Being responsible for pulling together a comprehensive state of the environment report will help the office identify where there are holes in our environmental systems and where further inquires can most make a difference.


The final point I wish to make this evening is that this proposal should not be considered a criticism of the Commissioner’s past roles; rather a complement.


Over 25 years, Helen Hughes, Morgan Williams and Jan Wright have carved out a heritage of genuine independence.  Whether it be reports on 1080, on Growing for Good, or on Coastal Management, the public has come to trust the office as a brave straight shooter.  That is exactly the foundation needed on which to build this new role of statutory environmental reporting.


The Government looks forward to public discussion on the proposed new Environmental Reporting Act with submissions closing in October, a symposium planned for next February, and legislation intended for next year.  Our intention, if we are privileged to lead the next Government, would be for the PCE to produce the first report in 2013.


I met recently with my Japanese counterpart in Tokyo.  He joked that I must have the easiest job in the Cabinet room given his perception of New Zealand’s near perfect environment, a perspective you could appreciate when he was grappling with the fallout from the Fukushima nuclear power plant.


While I assured him he was incorrect, it is a reminder of how richly blessed we are with our environment, and how important it is that we keep it that way.

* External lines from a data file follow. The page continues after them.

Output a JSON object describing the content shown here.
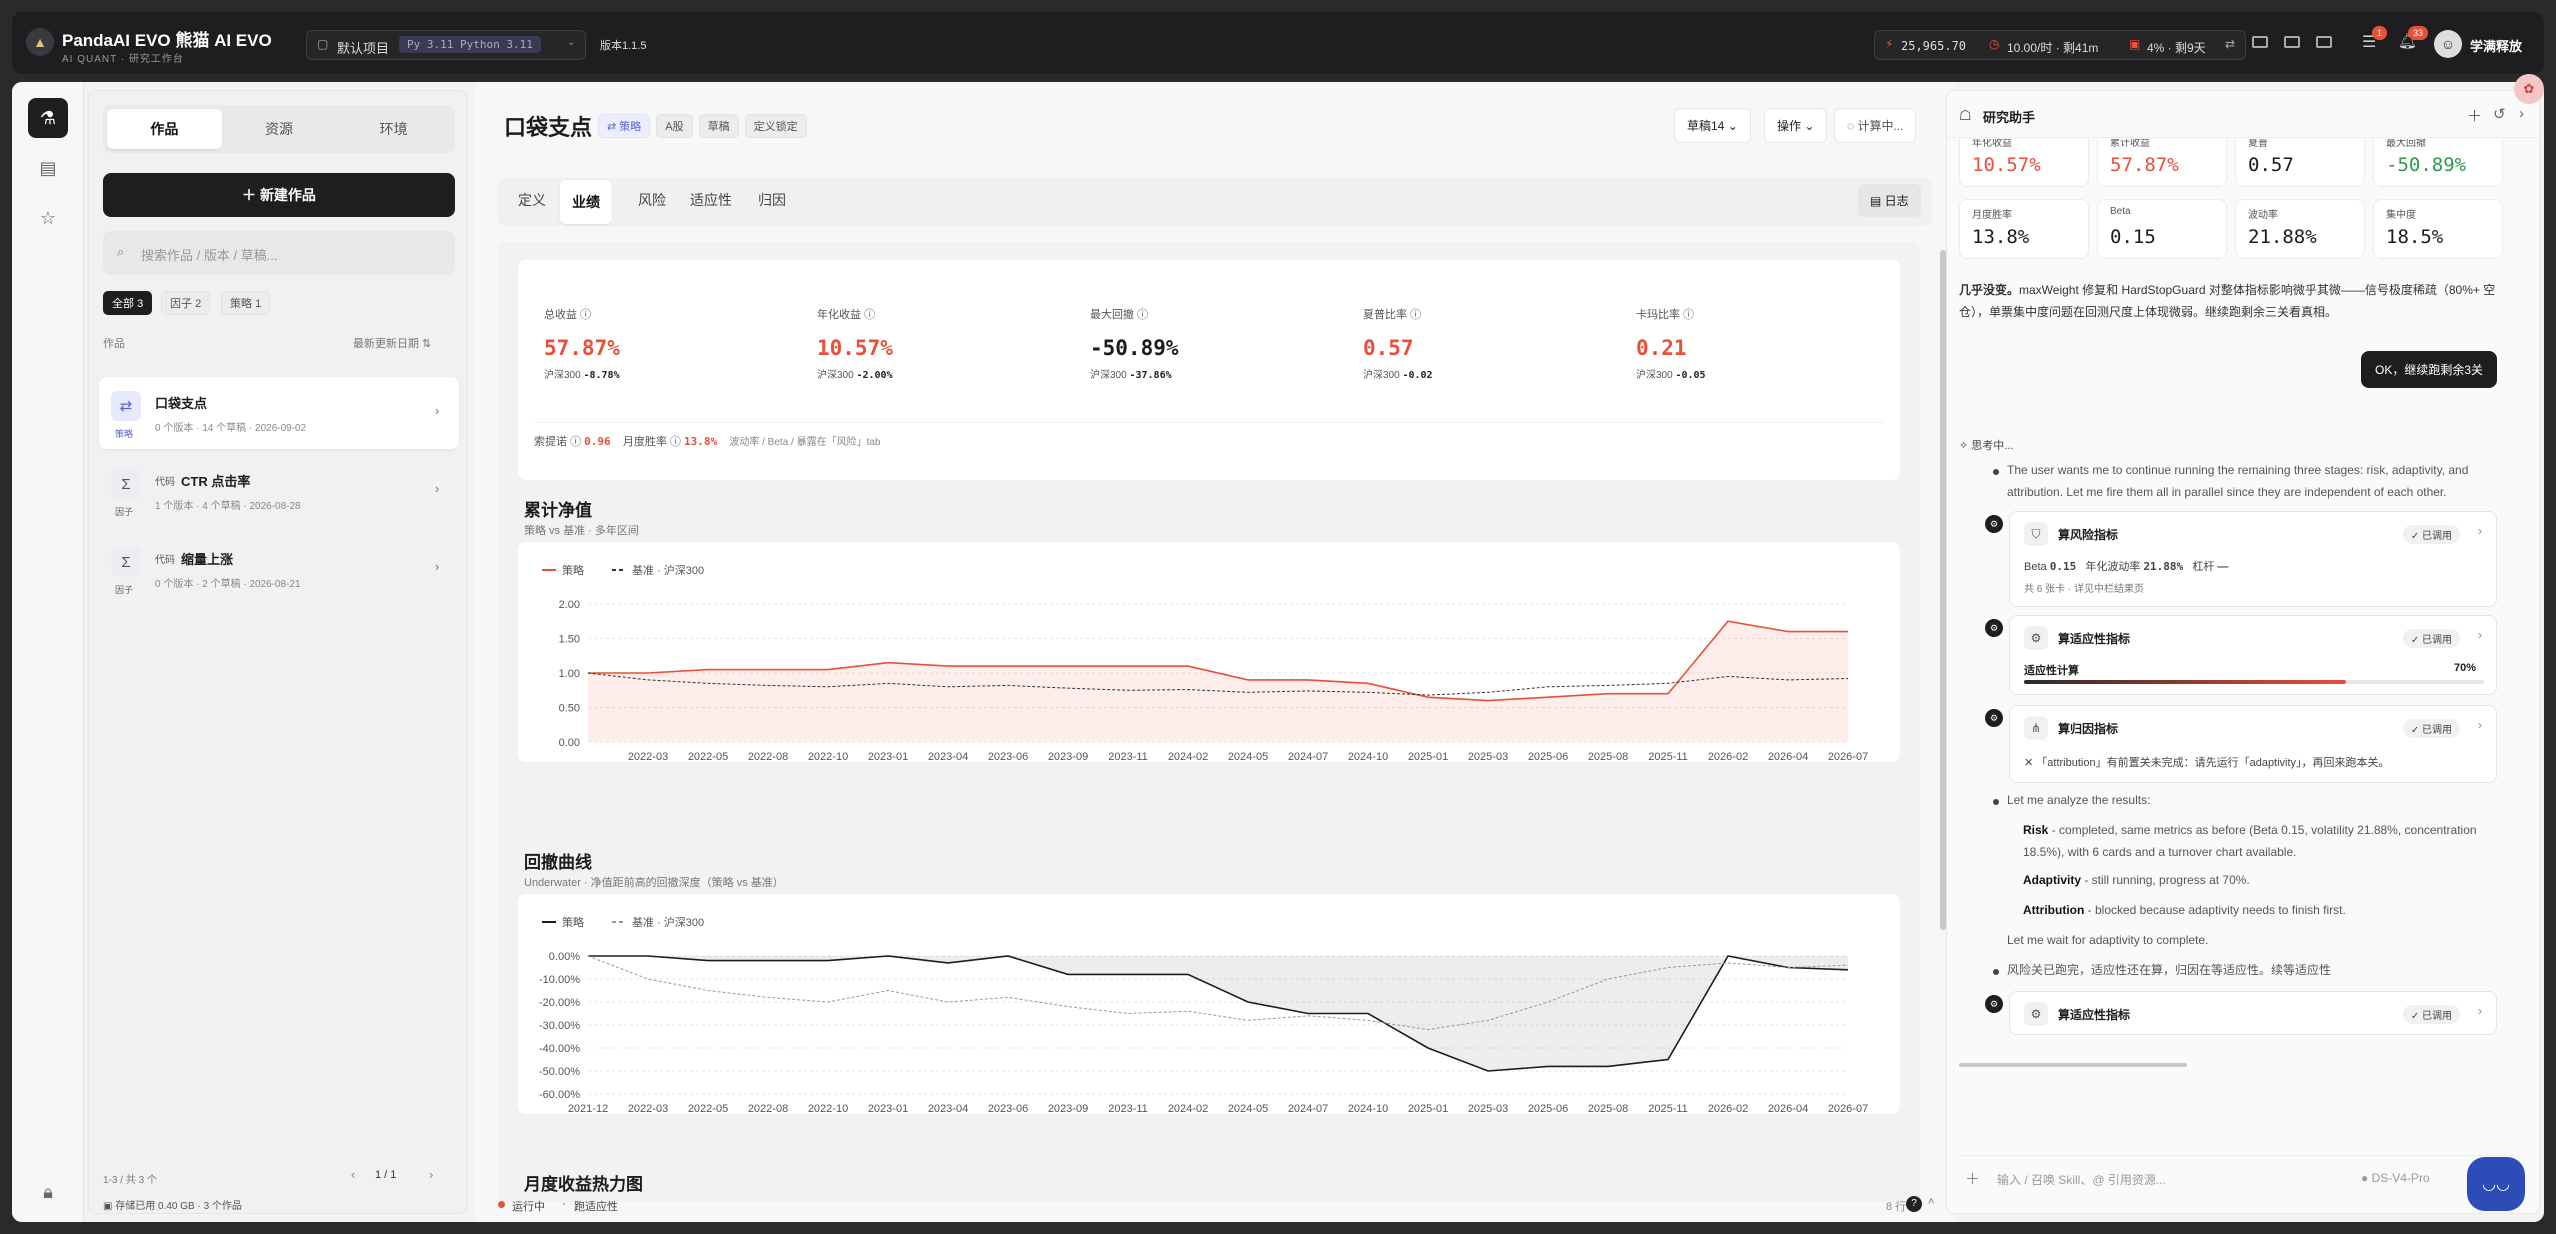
{
  "topbar": {
    "app_name": "PandaAI EVO 熊猫 AI EVO",
    "app_sub": "AI QUANT · 研究工作台",
    "project": "默认项目",
    "py_tag": "Py 3.11",
    "py_full": "Python 3.11",
    "version": "版本1.1.5",
    "credits": "25,965.70",
    "rate": "10.00/时 · 剩41m",
    "quota": "4% · 剩9天",
    "badge_a": "1",
    "badge_b": "33",
    "user": "学满释放"
  },
  "left": {
    "tabs": [
      "作品",
      "资源",
      "环境"
    ],
    "new_button": "新建作品",
    "search_placeholder": "搜索作品 / 版本 / 草稿...",
    "filters": [
      {
        "label": "全部",
        "count": "3"
      },
      {
        "label": "因子",
        "count": "2"
      },
      {
        "label": "策略",
        "count": "1"
      }
    ],
    "list_header": "作品",
    "sort_label": "最新更新日期",
    "items": [
      {
        "title": "口袋支点",
        "tag": "",
        "meta": "0 个版本 · 14 个草稿 · 2026-09-02",
        "kind": "策略",
        "icon": "strategy-icon"
      },
      {
        "title": "CTR 点击率",
        "tag": "代码",
        "meta": "1 个版本 · 4 个草稿 · 2026-08-28",
        "kind": "因子",
        "icon": "sigma-icon"
      },
      {
        "title": "缩量上涨",
        "tag": "代码",
        "meta": "0 个版本 · 2 个草稿 · 2026-08-21",
        "kind": "因子",
        "icon": "sigma-icon"
      }
    ],
    "pagination_info": "1-3 / 共 3 个",
    "page": "1 / 1",
    "storage": "存储已用 0.40 GB · 3 个作品"
  },
  "main": {
    "title": "口袋支点",
    "tags": [
      "策略",
      "A股",
      "草稿",
      "定义锁定"
    ],
    "draft_btn": "草稿14",
    "ops_btn": "操作",
    "compute_btn": "计算中...",
    "tabs": [
      "定义",
      "业绩",
      "风险",
      "适应性",
      "归因"
    ],
    "log_btn": "日志",
    "metrics": [
      {
        "label": "总收益",
        "value": "57.87%",
        "bench_label": "沪深300",
        "bench": "-8.78%",
        "color": "red"
      },
      {
        "label": "年化收益",
        "value": "10.57%",
        "bench_label": "沪深300",
        "bench": "-2.00%",
        "color": "red"
      },
      {
        "label": "最大回撤",
        "value": "-50.89%",
        "bench_label": "沪深300",
        "bench": "-37.86%",
        "color": "dark"
      },
      {
        "label": "夏普比率",
        "value": "0.57",
        "bench_label": "沪深300",
        "bench": "-0.02",
        "color": "red"
      },
      {
        "label": "卡玛比率",
        "value": "0.21",
        "bench_label": "沪深300",
        "bench": "-0.05",
        "color": "red"
      }
    ],
    "sortino_label": "索提诺",
    "sortino": "0.96",
    "winrate_label": "月度胜率",
    "winrate": "13.8%",
    "note": "波动率 / Beta / 暴露在「风险」tab",
    "nav_title": "累计净值",
    "nav_sub": "策略 vs 基准 · 多年区间",
    "dd_title": "回撤曲线",
    "dd_sub": "Underwater · 净值距前高的回撤深度（策略 vs 基准）",
    "heat_title": "月度收益热力图",
    "status": "运行中",
    "status_detail": "跑适应性",
    "lines": "8 行"
  },
  "chart_data": [
    {
      "type": "line",
      "title": "累计净值",
      "x": [
        "2021-12",
        "2022-03",
        "2022-05",
        "2022-08",
        "2022-10",
        "2023-01",
        "2023-04",
        "2023-06",
        "2023-09",
        "2023-11",
        "2024-02",
        "2024-05",
        "2024-07",
        "2024-10",
        "2025-01",
        "2025-03",
        "2025-06",
        "2025-08",
        "2025-11",
        "2026-02",
        "2026-04",
        "2026-07"
      ],
      "xticks": [
        "2022-03",
        "2022-05",
        "2022-08",
        "2022-10",
        "2023-01",
        "2023-04",
        "2023-06",
        "2023-09",
        "2023-11",
        "2024-02",
        "2024-05",
        "2024-07",
        "2024-10",
        "2025-01",
        "2025-03",
        "2025-06",
        "2025-08",
        "2025-11",
        "2026-02",
        "2026-04",
        "2026-07"
      ],
      "yticks": [
        "0.00",
        "0.50",
        "1.00",
        "1.50",
        "2.00"
      ],
      "ylim": [
        0,
        2
      ],
      "series": [
        {
          "name": "策略",
          "values": [
            1.0,
            1.0,
            1.05,
            1.05,
            1.05,
            1.15,
            1.1,
            1.1,
            1.1,
            1.1,
            1.1,
            0.9,
            0.9,
            0.85,
            0.65,
            0.6,
            0.65,
            0.7,
            0.7,
            1.75,
            1.6,
            1.6
          ],
          "color": "#e8503a"
        },
        {
          "name": "基准 · 沪深300",
          "values": [
            1.0,
            0.9,
            0.85,
            0.82,
            0.8,
            0.85,
            0.8,
            0.82,
            0.78,
            0.75,
            0.76,
            0.72,
            0.74,
            0.72,
            0.68,
            0.72,
            0.8,
            0.82,
            0.85,
            0.95,
            0.9,
            0.92
          ],
          "color": "#333333"
        }
      ],
      "legend": "top-left"
    },
    {
      "type": "line",
      "title": "回撤曲线",
      "x": [
        "2021-12",
        "2022-03",
        "2022-05",
        "2022-08",
        "2022-10",
        "2023-01",
        "2023-04",
        "2023-06",
        "2023-09",
        "2023-11",
        "2024-02",
        "2024-05",
        "2024-07",
        "2024-10",
        "2025-01",
        "2025-03",
        "2025-06",
        "2025-08",
        "2025-11",
        "2026-02",
        "2026-04",
        "2026-07"
      ],
      "xticks": [
        "2021-12",
        "2022-03",
        "2022-05",
        "2022-08",
        "2022-10",
        "2023-01",
        "2023-04",
        "2023-06",
        "2023-09",
        "2023-11",
        "2024-02",
        "2024-05",
        "2024-07",
        "2024-10",
        "2025-01",
        "2025-03",
        "2025-06",
        "2025-08",
        "2025-11",
        "2026-02",
        "2026-04",
        "2026-07"
      ],
      "yticks": [
        "0.00%",
        "-10.00%",
        "-20.00%",
        "-30.00%",
        "-40.00%",
        "-50.00%",
        "-60.00%"
      ],
      "ylim": [
        -60,
        0
      ],
      "series": [
        {
          "name": "策略",
          "values": [
            0,
            0,
            -2,
            -2,
            -2,
            0,
            -3,
            0,
            -8,
            -8,
            -8,
            -20,
            -25,
            -25,
            -40,
            -50,
            -48,
            -48,
            -45,
            0,
            -5,
            -6
          ],
          "color": "#1c1c1e"
        },
        {
          "name": "基准 · 沪深300",
          "values": [
            0,
            -10,
            -15,
            -18,
            -20,
            -15,
            -20,
            -18,
            -22,
            -25,
            -24,
            -28,
            -26,
            -28,
            -32,
            -28,
            -20,
            -10,
            -5,
            -3,
            -5,
            -4
          ],
          "color": "#999999"
        }
      ],
      "legend": "top-left"
    }
  ],
  "assistant": {
    "title": "研究助手",
    "cards_top": [
      {
        "label": "年化收益",
        "value": "10.57%",
        "color": "red"
      },
      {
        "label": "累计收益",
        "value": "57.87%",
        "color": "red"
      },
      {
        "label": "夏普",
        "value": "0.57",
        "color": "dark"
      },
      {
        "label": "最大回撤",
        "value": "-50.89%",
        "color": "green"
      }
    ],
    "cards_bottom": [
      {
        "label": "月度胜率",
        "value": "13.8%"
      },
      {
        "label": "Beta",
        "value": "0.15"
      },
      {
        "label": "波动率",
        "value": "21.88%"
      },
      {
        "label": "集中度",
        "value": "18.5%"
      }
    ],
    "summary_bold": "几乎没变。",
    "summary": "maxWeight 修复和 HardStopGuard 对整体指标影响微乎其微——信号极度稀疏（80%+ 空仓），单票集中度问题在回测尺度上体现微弱。继续跑剩余三关看真相。",
    "user_msg": "OK，继续跑剩余3关",
    "thinking": "思考中...",
    "reason": "The user wants me to continue running the remaining three stages: risk, adaptivity, and attribution. Let me fire them all in parallel since they are independent of each other.",
    "tool1": {
      "title": "算风险指标",
      "called": "已调用",
      "line_a": "Beta",
      "beta": "0.15",
      "line_b": "年化波动率",
      "vol": "21.88%",
      "line_c": "杠杆",
      "lev": "—",
      "note": "共 6 张卡 · 详见中栏结果页"
    },
    "tool2": {
      "title": "算适应性指标",
      "called": "已调用",
      "progress_label": "适应性计算",
      "progress": "70%",
      "progress_value": 0.7
    },
    "tool3": {
      "title": "算归因指标",
      "called": "已调用",
      "error": "「attribution」有前置关未完成：请先运行「adaptivity」，再回来跑本关。"
    },
    "analyze": "Let me analyze the results:",
    "r1_b": "Risk",
    "r1": " - completed, same metrics as before (Beta 0.15, volatility 21.88%, concentration 18.5%), with 6 cards and a turnover chart available.",
    "r2_b": "Adaptivity",
    "r2": " - still running, progress at 70%.",
    "r3_b": "Attribution",
    "r3": " - blocked because adaptivity needs to finish first.",
    "wait": "Let me wait for adaptivity to complete.",
    "cn_note": "风险关已跑完，适应性还在算，归因在等适应性。续等适应性",
    "tool4": {
      "title": "算适应性指标",
      "called": "已调用"
    },
    "input_placeholder": "输入 / 召唤 Skill、@ 引用资源...",
    "model": "DS-V4-Pro"
  }
}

My congratulations again to the three commissioners and their staff for their contribution over 25 years.


There is much to be proud of but still much to do.